Task statement – Pull every line from the records that has the word "SIAKLIK" in it.

+--

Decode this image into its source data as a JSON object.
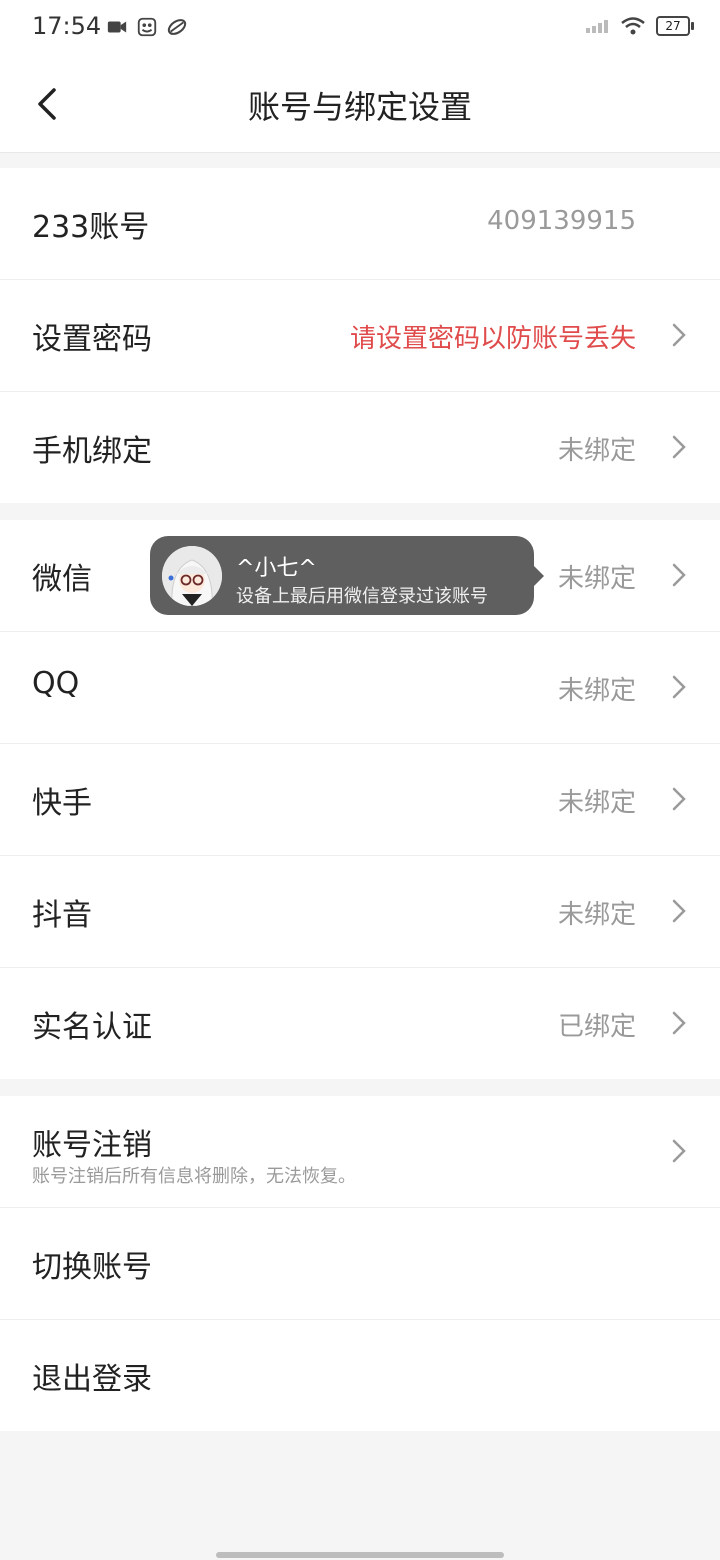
{
  "status": {
    "time": "17:54",
    "battery": "27"
  },
  "header": {
    "title": "账号与绑定设置"
  },
  "group1": [
    {
      "label": "233账号",
      "value": "409139915"
    },
    {
      "label": "设置密码",
      "value": "请设置密码以防账号丢失"
    },
    {
      "label": "手机绑定",
      "value": "未绑定"
    }
  ],
  "group2": [
    {
      "label": "微信",
      "value": "未绑定"
    },
    {
      "label": "QQ",
      "value": "未绑定"
    },
    {
      "label": "快手",
      "value": "未绑定"
    },
    {
      "label": "抖音",
      "value": "未绑定"
    },
    {
      "label": "实名认证",
      "value": "已绑定"
    }
  ],
  "group3": {
    "cancel": {
      "label": "账号注销",
      "sub": "账号注销后所有信息将删除，无法恢复。"
    },
    "switch": {
      "label": "切换账号"
    },
    "logout": {
      "label": "退出登录"
    }
  },
  "toast": {
    "name": "^小七^",
    "desc": "设备上最后用微信登录过该账号"
  },
  "colors": {
    "warning": "#e04b4b",
    "muted": "#9a9a9a",
    "toast_bg": "#5f5f5f"
  }
}
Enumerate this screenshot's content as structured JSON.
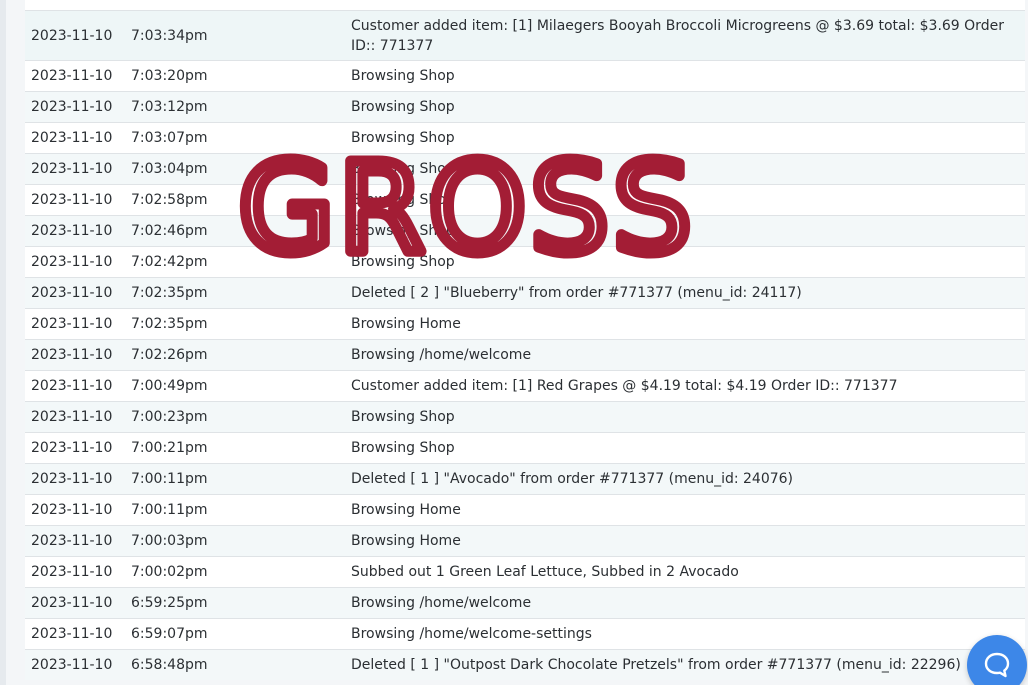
{
  "log": {
    "rows": [
      {
        "date": "",
        "time": "",
        "message": "",
        "partial": true
      },
      {
        "date": "2023-11-10",
        "time": "7:03:34pm",
        "message": "Customer added item: [1] Milaegers Booyah Broccoli Microgreens @ $3.69 total: $3.69 Order ID:: 771377",
        "tall": true
      },
      {
        "date": "2023-11-10",
        "time": "7:03:20pm",
        "message": "Browsing Shop"
      },
      {
        "date": "2023-11-10",
        "time": "7:03:12pm",
        "message": "Browsing Shop"
      },
      {
        "date": "2023-11-10",
        "time": "7:03:07pm",
        "message": "Browsing Shop"
      },
      {
        "date": "2023-11-10",
        "time": "7:03:04pm",
        "message": "Browsing Shop"
      },
      {
        "date": "2023-11-10",
        "time": "7:02:58pm",
        "message": "Browsing Shop"
      },
      {
        "date": "2023-11-10",
        "time": "7:02:46pm",
        "message": "Browsing Shop"
      },
      {
        "date": "2023-11-10",
        "time": "7:02:42pm",
        "message": "Browsing Shop"
      },
      {
        "date": "2023-11-10",
        "time": "7:02:35pm",
        "message": "Deleted [ 2 ] \"Blueberry\" from order #771377 (menu_id: 24117)"
      },
      {
        "date": "2023-11-10",
        "time": "7:02:35pm",
        "message": "Browsing Home"
      },
      {
        "date": "2023-11-10",
        "time": "7:02:26pm",
        "message": "Browsing /home/welcome"
      },
      {
        "date": "2023-11-10",
        "time": "7:00:49pm",
        "message": "Customer added item: [1] Red Grapes @ $4.19 total: $4.19 Order ID:: 771377"
      },
      {
        "date": "2023-11-10",
        "time": "7:00:23pm",
        "message": "Browsing Shop"
      },
      {
        "date": "2023-11-10",
        "time": "7:00:21pm",
        "message": "Browsing Shop"
      },
      {
        "date": "2023-11-10",
        "time": "7:00:11pm",
        "message": "Deleted [ 1 ] \"Avocado\" from order #771377 (menu_id: 24076)"
      },
      {
        "date": "2023-11-10",
        "time": "7:00:11pm",
        "message": "Browsing Home"
      },
      {
        "date": "2023-11-10",
        "time": "7:00:03pm",
        "message": "Browsing Home"
      },
      {
        "date": "2023-11-10",
        "time": "7:00:02pm",
        "message": "Subbed out 1 Green Leaf Lettuce, Subbed in 2 Avocado"
      },
      {
        "date": "2023-11-10",
        "time": "6:59:25pm",
        "message": "Browsing /home/welcome"
      },
      {
        "date": "2023-11-10",
        "time": "6:59:07pm",
        "message": "Browsing /home/welcome-settings"
      },
      {
        "date": "2023-11-10",
        "time": "6:58:48pm",
        "message": "Deleted [ 1 ] \"Outpost Dark Chocolate Pretzels\" from order #771377 (menu_id: 22296)"
      }
    ]
  },
  "overlay": {
    "stamp_text": "GROSS",
    "stamp_color": "#a31d35"
  },
  "help": {
    "icon": "chat-bubble-icon",
    "color": "#3d87e8"
  }
}
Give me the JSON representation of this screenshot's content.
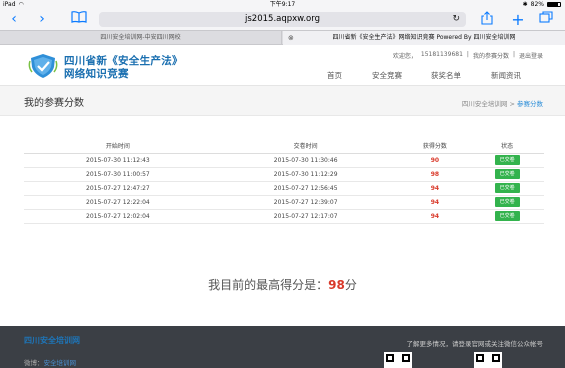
{
  "status_bar": {
    "device": "iPad",
    "time": "下午9:17",
    "battery": "82%"
  },
  "browser": {
    "url": "js2015.aqpxw.org",
    "tabs": [
      {
        "title": "四川安全培训网-中安四川网校"
      },
      {
        "title": "四川省新《安全生产法》网络知识竞赛 Powered By 四川安全培训网"
      }
    ]
  },
  "header": {
    "logo_line1": "四川省新《安全生产法》",
    "logo_line2": "网络知识竞赛",
    "welcome": "欢迎您，",
    "user_phone": "15181139681",
    "my_scores": "我的参赛分数",
    "logout": "退出登录",
    "nav": [
      "首页",
      "安全竞赛",
      "获奖名单",
      "新闻资讯"
    ]
  },
  "page": {
    "title": "我的参赛分数",
    "breadcrumb": [
      "四川安全培训网",
      "参赛分数"
    ]
  },
  "table": {
    "headers": [
      "开始时间",
      "交卷时间",
      "获得分数",
      "状态"
    ],
    "rows": [
      {
        "start": "2015-07-30 11:12:43",
        "end": "2015-07-30 11:30:46",
        "score": "90",
        "status": "已交卷"
      },
      {
        "start": "2015-07-30 11:00:57",
        "end": "2015-07-30 11:12:29",
        "score": "98",
        "status": "已交卷"
      },
      {
        "start": "2015-07-27 12:47:27",
        "end": "2015-07-27 12:56:45",
        "score": "94",
        "status": "已交卷"
      },
      {
        "start": "2015-07-27 12:22:04",
        "end": "2015-07-27 12:39:07",
        "score": "94",
        "status": "已交卷"
      },
      {
        "start": "2015-07-27 12:02:04",
        "end": "2015-07-27 12:17:07",
        "score": "94",
        "status": "已交卷"
      }
    ]
  },
  "summary": {
    "label": "我目前的最高得分是：",
    "score": "98",
    "unit": "分"
  },
  "footer": {
    "logo": "四川安全培训网",
    "weibo_label": "微博：",
    "weibo_link": "安全培训网",
    "tip": "了解更多情况，请登录官网或关注微信公众帐号"
  },
  "colors": {
    "accent": "#1a6fb0",
    "score_red": "#d9392a",
    "status_green": "#33b34d",
    "footer_bg": "#3b3f45"
  }
}
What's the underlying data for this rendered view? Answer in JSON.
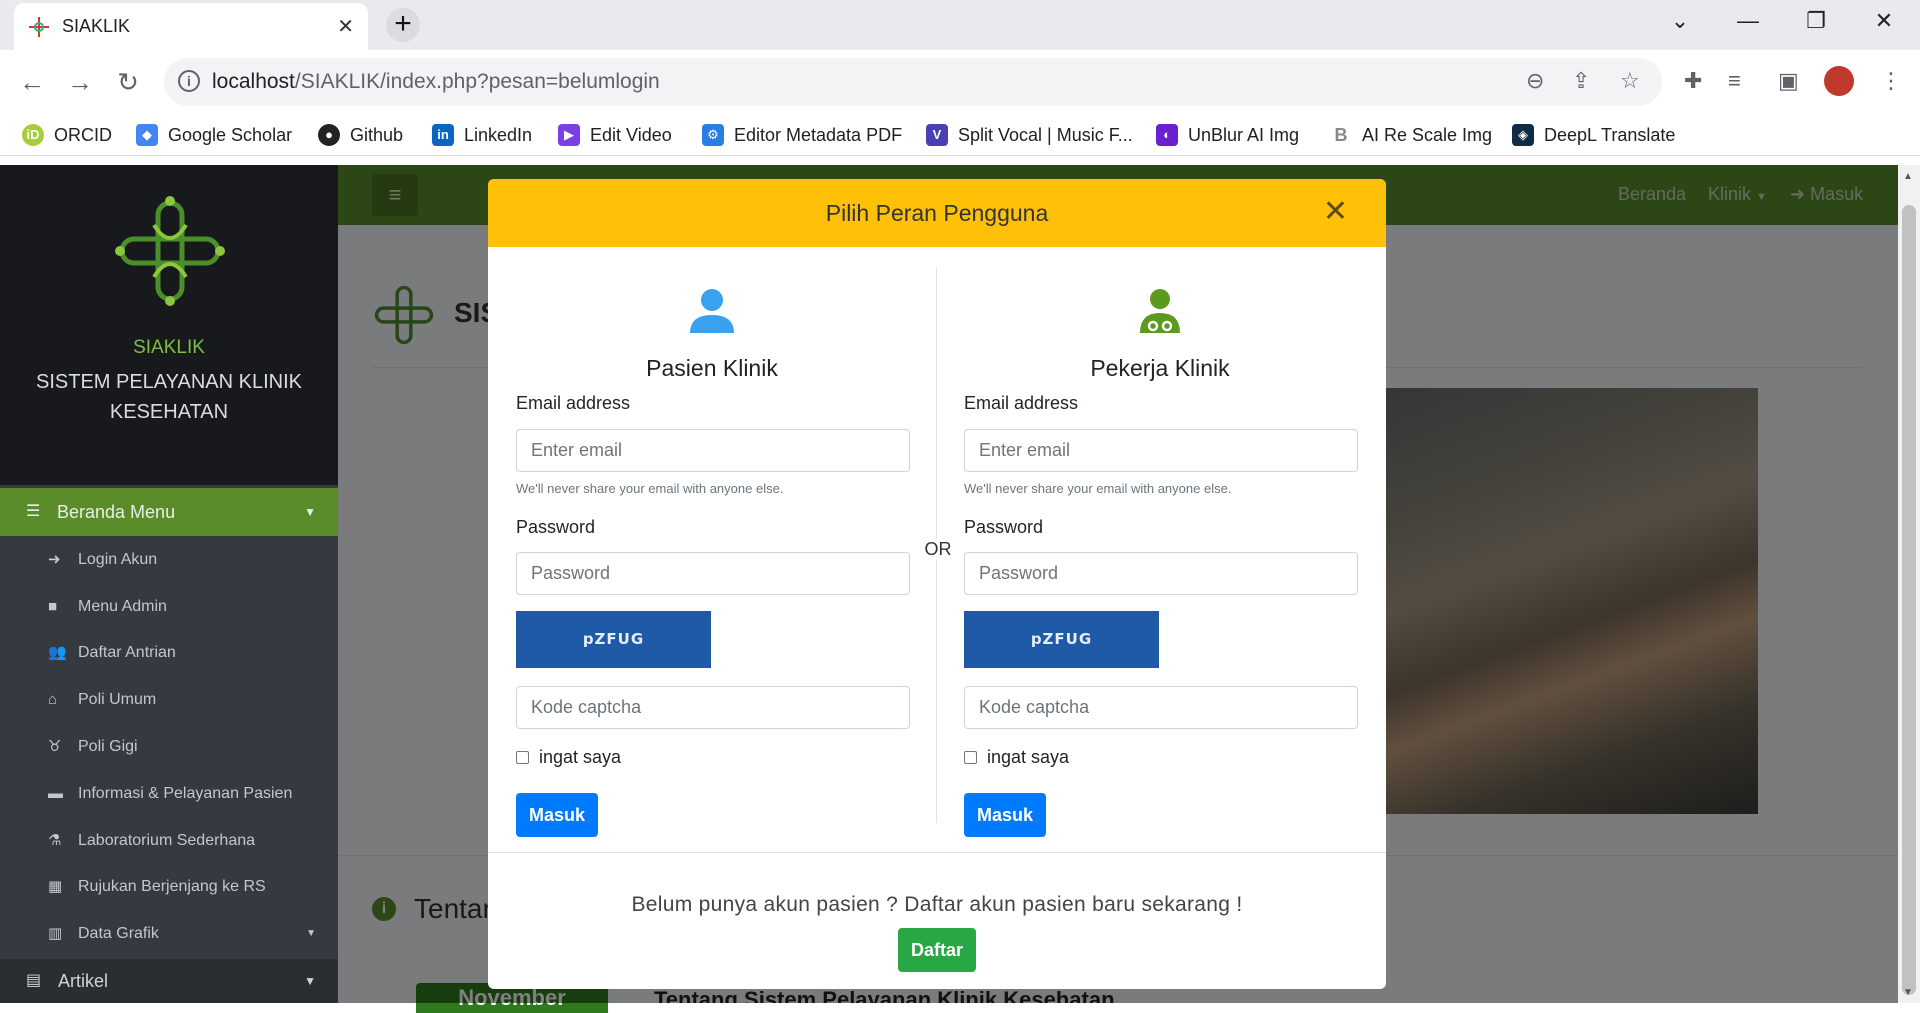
{
  "browser": {
    "tab_title": "SIAKLIK",
    "tab_close": "✕",
    "new_tab": "+",
    "url_host": "localhost",
    "url_path": "/SIAKLIK/index.php?pesan=belumlogin",
    "bookmarks": [
      {
        "label": "ORCID",
        "icon": "orcid-icon",
        "color": "#a6ce39"
      },
      {
        "label": "Google Scholar",
        "icon": "google-scholar-icon",
        "color": "#4285f4"
      },
      {
        "label": "Github",
        "icon": "github-icon",
        "color": "#222222"
      },
      {
        "label": "LinkedIn",
        "icon": "linkedin-icon",
        "color": "#0a66c2"
      },
      {
        "label": "Edit Video",
        "icon": "video-editor-icon",
        "color": "#7b3fe4"
      },
      {
        "label": "Editor Metadata PDF",
        "icon": "metadata-icon",
        "color": "#2a7de1"
      },
      {
        "label": "Split Vocal | Music F...",
        "icon": "vocal-icon",
        "color": "#4b3fb5"
      },
      {
        "label": "UnBlur AI Img",
        "icon": "unblur-icon",
        "color": "#6a1fd1"
      },
      {
        "label": "AI Re Scale Img",
        "icon": "rescale-icon",
        "color": "#888888"
      },
      {
        "label": "DeepL Translate",
        "icon": "deepl-icon",
        "color": "#0f2b46"
      }
    ]
  },
  "sidebar": {
    "brand_title": "SIAKLIK",
    "brand_subtitle": "SISTEM PELAYANAN KLINIK KESEHATAN",
    "menu_header": "Beranda Menu",
    "items": [
      {
        "label": "Login Akun",
        "icon": "sign-in-icon"
      },
      {
        "label": "Menu Admin",
        "icon": "admin-book-icon"
      },
      {
        "label": "Daftar Antrian",
        "icon": "users-icon"
      },
      {
        "label": "Poli Umum",
        "icon": "clinic-house-icon"
      },
      {
        "label": "Poli Gigi",
        "icon": "tooth-icon"
      },
      {
        "label": "Informasi & Pelayanan Pasien",
        "icon": "bed-icon"
      },
      {
        "label": "Laboratorium Sederhana",
        "icon": "flask-icon"
      },
      {
        "label": "Rujukan Berjenjang ke RS",
        "icon": "hospital-user-icon"
      },
      {
        "label": "Data Grafik",
        "icon": "chart-icon"
      }
    ],
    "artikel": "Artikel"
  },
  "topnav": {
    "beranda": "Beranda",
    "klinik": "Klinik",
    "masuk": "Masuk"
  },
  "page": {
    "heading_partial": "SIS",
    "section_partial": "Tentan",
    "ribbon_partial": "November",
    "article_partial": "Tentang Sistem Pelayanan Klinik Kesehatan"
  },
  "modal": {
    "title": "Pilih Peran Pengguna",
    "or_label": "OR",
    "left": {
      "title": "Pasien Klinik",
      "icon": "user-icon",
      "icon_color": "#3aa0f0",
      "email_label": "Email address",
      "email_placeholder": "Enter email",
      "email_help": "We'll never share your email with anyone else.",
      "password_label": "Password",
      "password_placeholder": "Password",
      "captcha_text": "pZFUG",
      "captcha_placeholder": "Kode captcha",
      "remember_label": "ingat saya",
      "submit_label": "Masuk"
    },
    "right": {
      "title": "Pekerja Klinik",
      "icon": "doctor-icon",
      "icon_color": "#5a9a1e",
      "email_label": "Email address",
      "email_placeholder": "Enter email",
      "email_help": "We'll never share your email with anyone else.",
      "password_label": "Password",
      "password_placeholder": "Password",
      "captcha_text": "pZFUG",
      "captcha_placeholder": "Kode captcha",
      "remember_label": "ingat saya",
      "submit_label": "Masuk"
    },
    "footer_text": "Belum punya akun pasien ? Daftar akun pasien baru sekarang !",
    "register_label": "Daftar"
  }
}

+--

Task solution –
    "tab_title": "SIAKLIK",
    "url_path": "/SIAKLIK/index.php?pesan=belumlogin",
    "brand_title": "SIAKLIK",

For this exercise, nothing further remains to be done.